***Disclaimer: no names were used to protect the immediate and extended family that are devastatingly affected by this loss. These feelings are my own and details were withheld for the privacy of the situation and for the privacy of the family.
I am a part of this whole other family that I don’t typically talk too much about, and I am the oldest sibling of this family. What this means in the scheme of things is that I have a family that stems from my biological father. They’ve never been secret and have always been so close, but so far away. I had some opportunities to get to know some of the family growing up, but I was never “in” with the family. I was like an idea that they tried to grasp, but never really caught on, like meeting a stranger in the street and being cordial, but knowing the encounter might end just as quickly as it began.

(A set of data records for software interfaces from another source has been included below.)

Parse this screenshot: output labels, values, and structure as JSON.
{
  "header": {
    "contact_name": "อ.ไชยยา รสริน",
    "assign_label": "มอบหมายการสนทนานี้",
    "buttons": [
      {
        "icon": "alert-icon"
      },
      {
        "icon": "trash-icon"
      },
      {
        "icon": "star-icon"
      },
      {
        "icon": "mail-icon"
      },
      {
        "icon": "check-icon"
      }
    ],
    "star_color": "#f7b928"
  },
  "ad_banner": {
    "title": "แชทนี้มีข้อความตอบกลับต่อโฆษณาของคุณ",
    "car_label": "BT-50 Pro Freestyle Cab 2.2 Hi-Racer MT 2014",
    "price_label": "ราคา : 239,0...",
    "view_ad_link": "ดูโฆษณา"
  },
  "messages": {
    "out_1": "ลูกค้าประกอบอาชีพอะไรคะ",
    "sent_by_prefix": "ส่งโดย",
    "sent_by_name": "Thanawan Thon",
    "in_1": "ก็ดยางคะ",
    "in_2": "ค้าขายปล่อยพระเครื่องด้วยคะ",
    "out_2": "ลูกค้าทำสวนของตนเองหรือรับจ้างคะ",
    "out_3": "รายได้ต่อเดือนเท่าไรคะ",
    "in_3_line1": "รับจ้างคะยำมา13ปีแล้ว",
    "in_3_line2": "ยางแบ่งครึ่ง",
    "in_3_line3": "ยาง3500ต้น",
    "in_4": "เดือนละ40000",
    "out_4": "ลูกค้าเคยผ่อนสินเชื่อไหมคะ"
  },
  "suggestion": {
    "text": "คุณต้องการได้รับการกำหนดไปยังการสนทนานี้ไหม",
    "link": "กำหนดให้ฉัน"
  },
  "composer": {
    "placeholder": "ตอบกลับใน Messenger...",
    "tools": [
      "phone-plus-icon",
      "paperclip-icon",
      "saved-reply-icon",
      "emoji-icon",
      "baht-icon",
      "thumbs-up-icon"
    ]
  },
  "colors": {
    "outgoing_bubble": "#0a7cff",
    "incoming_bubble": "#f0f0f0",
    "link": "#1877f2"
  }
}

As I got older, I started to regret not knowing the siblings well. Social media gave me an outlet to view their lives and to see what they had going on, and I was able to express my love for them from a distance. Social media gave me the opportunity to find them and to feel like I was a part of their lives somehow. As I got older, I started to realize that knowing them was something I wanted. At that time though, it was too late to get the ball rolling. No matter how many comments I left, no matter how many messages I sent, no matter how many birthday parties I invited them to, our pending relationships still hung in the air. No answers and no comments back made me question my motives.
The time seemed to pass.

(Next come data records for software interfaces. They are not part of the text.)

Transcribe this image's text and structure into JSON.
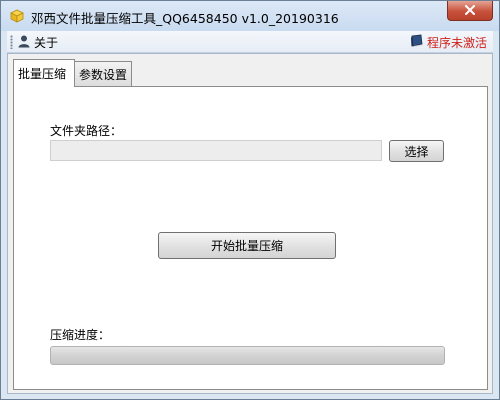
{
  "window": {
    "title": "邓西文件批量压缩工具_QQ6458450 v1.0_20190316"
  },
  "menubar": {
    "about_label": "关于",
    "activate_label": "程序未激活"
  },
  "tabs": [
    {
      "label": "批量压缩",
      "active": true
    },
    {
      "label": "参数设置",
      "active": false
    }
  ],
  "main": {
    "folder_label": "文件夹路径：",
    "folder_value": "",
    "select_button": "选择",
    "start_button": "开始批量压缩",
    "progress_label": "压缩进度：",
    "progress_percent": 0
  },
  "colors": {
    "activate_text": "#d0201a",
    "close_button": "#c7513b"
  }
}
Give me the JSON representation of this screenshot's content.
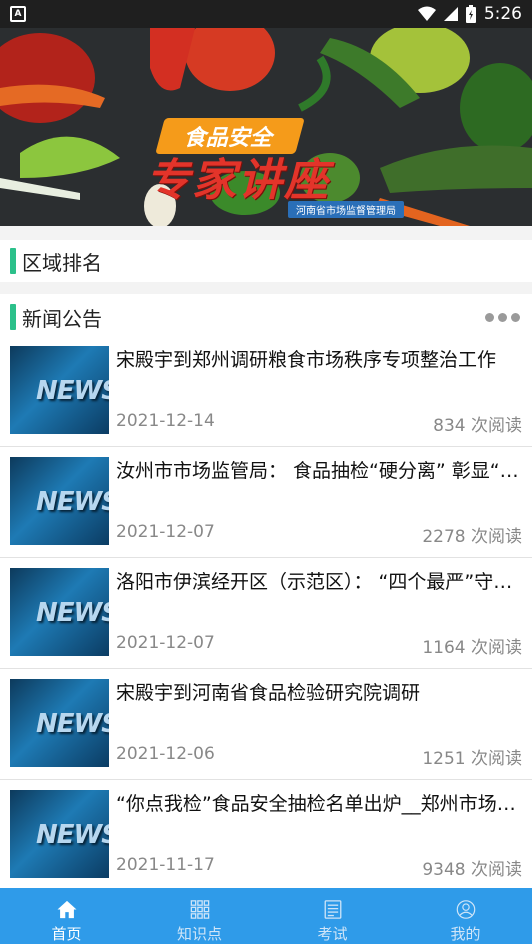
{
  "status_bar": {
    "time": "5:26",
    "notification_icon": "A"
  },
  "banner": {
    "tag": "食品安全",
    "title": "专家讲座",
    "subtitle": "河南省市场监督管理局",
    "dots": 5,
    "active_dot": 4
  },
  "region": {
    "title": "区域排名"
  },
  "news": {
    "title": "新闻公告",
    "thumb_text": "NEWS",
    "items": [
      {
        "title": "宋殿宇到郑州调研粮食市场秩序专项整治工作",
        "date": "2021-12-14",
        "reads": "834 次阅读"
      },
      {
        "title": "汝州市市场监管局： 食品抽检“硬分离” 彰显“真公正”",
        "date": "2021-12-07",
        "reads": "2278 次阅读"
      },
      {
        "title": "洛阳市伊滨经开区（示范区）： “四个最严”守护食品安全",
        "date": "2021-12-07",
        "reads": "1164 次阅读"
      },
      {
        "title": "宋殿宇到河南省食品检验研究院调研",
        "date": "2021-12-06",
        "reads": "1251 次阅读"
      },
      {
        "title": "“你点我检”食品安全抽检名单出炉__郑州市场监管",
        "date": "2021-11-17",
        "reads": "9348 次阅读"
      }
    ]
  },
  "tabs": [
    {
      "label": "首页",
      "icon": "home-icon",
      "active": true
    },
    {
      "label": "知识点",
      "icon": "grid-icon",
      "active": false
    },
    {
      "label": "考试",
      "icon": "document-icon",
      "active": false
    },
    {
      "label": "我的",
      "icon": "user-icon",
      "active": false
    }
  ]
}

I lost one of my other siblings to death; she was the next oldest after me. I had spent time with her as a kid and felt the regret from her loss, that I should’ve made more of an effort. I felt the sadness and the guilt that I didn’t do more with my other siblings. Then I felt like I was betraying my brother and sister whom I grew up with and lived with my whole life. This death hit me in different ways and I still haven’t really accepted the finality of it, even though it’s been a few years.
After that I kicked up my want of being around my siblings even though we were adults, living our own lives. I admired as their families grew and I felt love for them. I even started to chat with some of the younger siblings who were still kids. It was nice getting a glimpse into their lives, if only through photos and status updates.

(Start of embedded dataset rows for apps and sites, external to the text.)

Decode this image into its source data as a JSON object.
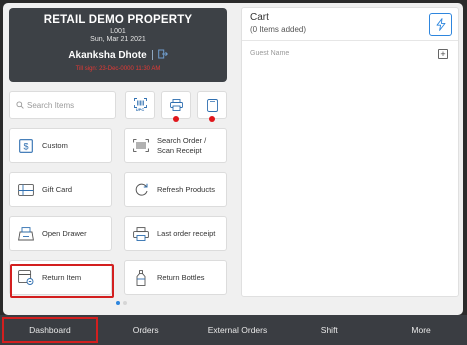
{
  "store": {
    "name": "RETAIL DEMO PROPERTY",
    "code": "L001",
    "date": "Sun, Mar 21 2021",
    "user": "Akanksha Dhote",
    "warning": "Till sign: 23-Dec-0000 11:30 AM"
  },
  "search": {
    "placeholder": "Search Items"
  },
  "mini_tiles": [
    {
      "icon": "upc-scan-icon",
      "caption": "UPC"
    },
    {
      "icon": "printer-icon",
      "status": "red-dot"
    },
    {
      "icon": "tablet-icon",
      "status": "red-dot"
    }
  ],
  "actions": {
    "custom": "Custom",
    "scan_order": "Search Order / Scan Receipt",
    "scan_order_l1": "Search Order /",
    "scan_order_l2": "Scan Receipt",
    "gift_card": "Gift Card",
    "refresh_products": "Refresh Products",
    "open_drawer": "Open Drawer",
    "last_receipt": "Last order receipt",
    "return_item": "Return Item",
    "return_bottles": "Return Bottles"
  },
  "cart": {
    "title": "Cart",
    "count": "(0 Items added)",
    "guest_placeholder": "Guest Name"
  },
  "nav": {
    "dashboard": "Dashboard",
    "orders": "Orders",
    "external_orders": "External Orders",
    "shift": "Shift",
    "more": "More"
  },
  "colors": {
    "accent": "#2e86de",
    "highlight": "#d31f1f",
    "header_bg": "#3d4146",
    "nav_bg": "#3a3d42"
  }
}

Until last night, when I got a few text messages informing me that another one of our siblings was fighting for life after a horrific accident. My thoughts immediately went to my sibling’s parents. Losing a child is never something a parent should have to go through. I reached out and the response was devastating: my sibling had passed.
The flood gate of guilt opened and I’ve been struggling with what my next step should be. I partly feel like their lives are none of my business outside of Facebook, but then I feel love and hurt for the rest of the family. I feel sad that I never got to know this sibling at all, and I feel sad that their life was taken away so suddenly. I feel ashamed that I didn’t rush to where they were when they were at the hospital, but then I struggle with the thought of the family being there.
Waves of emotions cover me as I try to figure out my place in that part of the family. Do I stay at the distance I’m at? Should I make more effort? Should I expect them to? How do I celebrate the lives of siblings I barely know and never knew at all? Do they even want me to be a part of their lives beyond the social media screen? I am almost 40 years old. My time has passed to be a “daughter” but has the time passed to be a sister, cousin, aunt, or friend?
I don’t know those answers. I’m not sure I ever will. I’m not sure I can fix anything at this point in our lives. I do know the death of this young sibling doesn’t put anything into perspective other than how short life can be. This death also makes me wish I had known more details of their life, of all of their lives.
Losing someone you never met can be just as sad and unsettling as losing someone you knew. It makes celebrating that life harder because you only know hearsay and nothing more. You have no rapport with this person, but you still feel sad. The internal struggle is real and it puts a damper on things. I do hope the family is able to rely on each other for the love and support they need to move forward as best they can. These times will be trying, and I can’t even imagine what they are feeling. I just hope for the best for them in their journey to healing their broken hearts.